EXERCISE:
Isolate every line in the records below with "icon" in it.

=====

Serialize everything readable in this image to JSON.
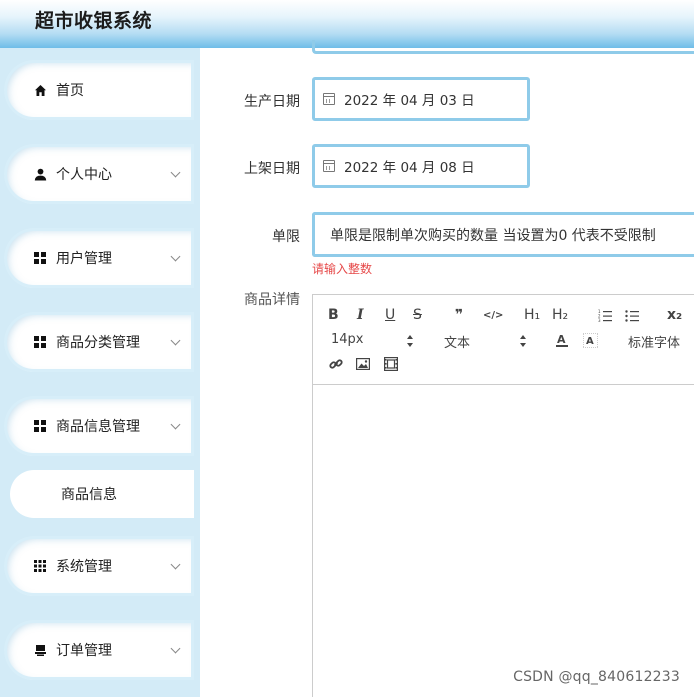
{
  "app": {
    "title": "超市收银系统"
  },
  "sidebar": {
    "items": [
      {
        "label": "首页",
        "icon": "home-icon"
      },
      {
        "label": "个人中心",
        "icon": "user-icon"
      },
      {
        "label": "用户管理",
        "icon": "grid-icon"
      },
      {
        "label": "商品分类管理",
        "icon": "grid-icon"
      },
      {
        "label": "商品信息管理",
        "icon": "grid-icon"
      },
      {
        "label": "商品信息",
        "icon": ""
      },
      {
        "label": "系统管理",
        "icon": "apps-icon"
      },
      {
        "label": "订单管理",
        "icon": "order-icon"
      }
    ]
  },
  "form": {
    "production_date": {
      "label": "生产日期",
      "value": "2022 年 04 月 03 日"
    },
    "shelf_date": {
      "label": "上架日期",
      "value": "2022 年 04 月 08 日"
    },
    "limit": {
      "label": "单限",
      "value": "单限是限制单次购买的数量 当设置为0 代表不受限制",
      "error": "请输入整数"
    },
    "details": {
      "label": "商品详情"
    }
  },
  "editor": {
    "font_size": "14px",
    "block_type": "文本",
    "font_family": "标准字体",
    "buttons": {
      "bold": "B",
      "italic": "I",
      "underline": "U",
      "strike": "S",
      "quote": "❞",
      "code": "</>",
      "h1": "H₁",
      "h2": "H₂",
      "subscript": "x₂"
    }
  },
  "watermark": "CSDN @qq_840612233",
  "colors": {
    "accent": "#8fcbe9",
    "sidebar_bg": "#d3ebf7",
    "error": "#e64949"
  }
}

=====

FINISHED TASK:
        "icon": "home-icon"
        "icon": "user-icon"
        "icon": "grid-icon"
        "icon": "grid-icon"
        "icon": "grid-icon"
        "icon": ""
        "icon": "apps-icon"
        "icon": "order-icon"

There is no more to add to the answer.